Those of you that have more then one dog, and have an older advanced dog, need to remember that the youngster needs practical work experience as well. I often find myself guilty of grabbing the reliable dog when chores need to be done because we can get done quicker and there are fewer wrecks. So I try to not fall into that habit as much now.

Ann Witte: Weather permitting, every day for 10 to 15 minutes.

Claudia Frank: It depends on what we are working on as to how often we work. The sessions become more frequent as the dog matures and then probably around 10 months they are daily for the Border Collies and 12-18 months for the Shelties.

If I am teaching something specific I may work the dog including that specific skill several times a day. When the lesson is finally learned well I may give the dog a couple days off and then start including the new skill in our work routine. I try to use the dogs for some form of work as early as possible but make it a point of not being in any kind of a hurry so I can make sure the work is done correctly.
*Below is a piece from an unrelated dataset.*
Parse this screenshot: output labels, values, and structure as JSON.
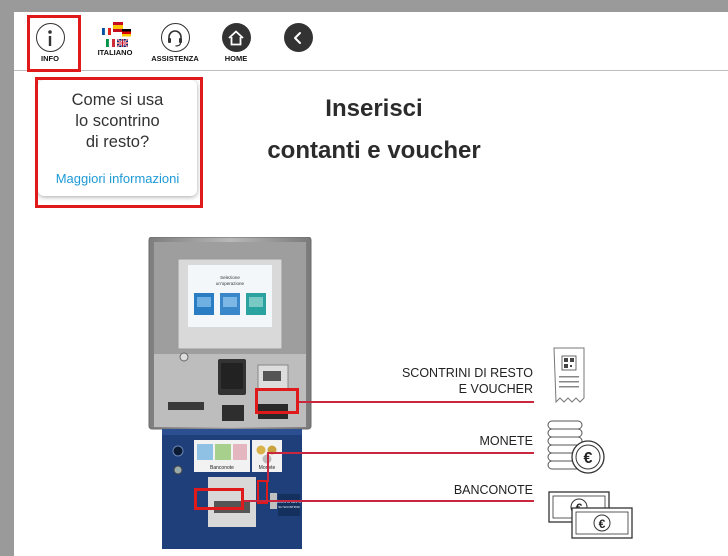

5. What do you prefer to see in a novice dog?

Kathy Christian: Some of the most desirable traits in a young dog are genetically influenced and not trained attributes. If you recognize those from the onset and work with them you can make a potentially good dog a great dog. I believe those are; the willingness to work with you, cover, balance and natural stock sense. Not all dogs have these and some have them in varying degrees.

The dogs that end up being truly great working dogs have all these traits in some degree in raw form at the beginning. Some handlers never recognize the positive as well as the negative aspects of their dogs. That recognition on the handler's part makes for a better dog and a better handler.

Ann Witte: I look for focus and biddability. As the call-off is easily taught to puppies, I look for a pup to wants to gather the sheep when encouraged to do so, yet willingly recall on "command". I like to see a naturally wide flank, an indication that the dog has natural balance, and a pup that will use its bark to exert control. In an older dog, I want to see the potential for biddability and a response to physical directions.

Claudia Frank: I like a calm workman-like attitude. I want to have the dog willing to "bend" in both mind and body and try to allow the dog to "give" to my pressure rather than running away from it. These are fine distinctions but really affect the way the dog trains out in the end. I want a Border Collie that naturally will walk right in on stock and make it move by their presence and back it up with a bite if necessary.

My farm operation just doesn't allow for dogs which cannot handle all situations. Shelties are less inclined to walk straight into reluctant stock so I try to build their confidence and their ability to hold their position allowing the stock to move away. Some will bite if necessary but it is harder to get a clean bite that doesn't blow the balance of the sheep.

Additional comments:

Ann Witte: Bearded Collies, being an upright, loose-eyed breed, will tend to run close and fast. They also retain a strong awareness of their handler's "body language" and the location and direction of the stock. When a talented Beardie is trained by refining their natural style, their progress is amazing.

Claudia Frank: Training both Border Collies and Shetland Sheepdogs, I have the SAME standards as to what constitutes correct performance. I may have to do more building of correct performance with the Shelties. While not taking unnecessary chances, the Border Collies do all the work which may involve all types of stock including cattle, sheep, goats and ducks. I keep the Shelties restrictions in size and power in mind and do not ask them to do work that may put them in danger or over their heads. When stock are moving correctly on the farm or through a trial course it shouldn't matter which breed of dog is doing the work. The stock should move the same.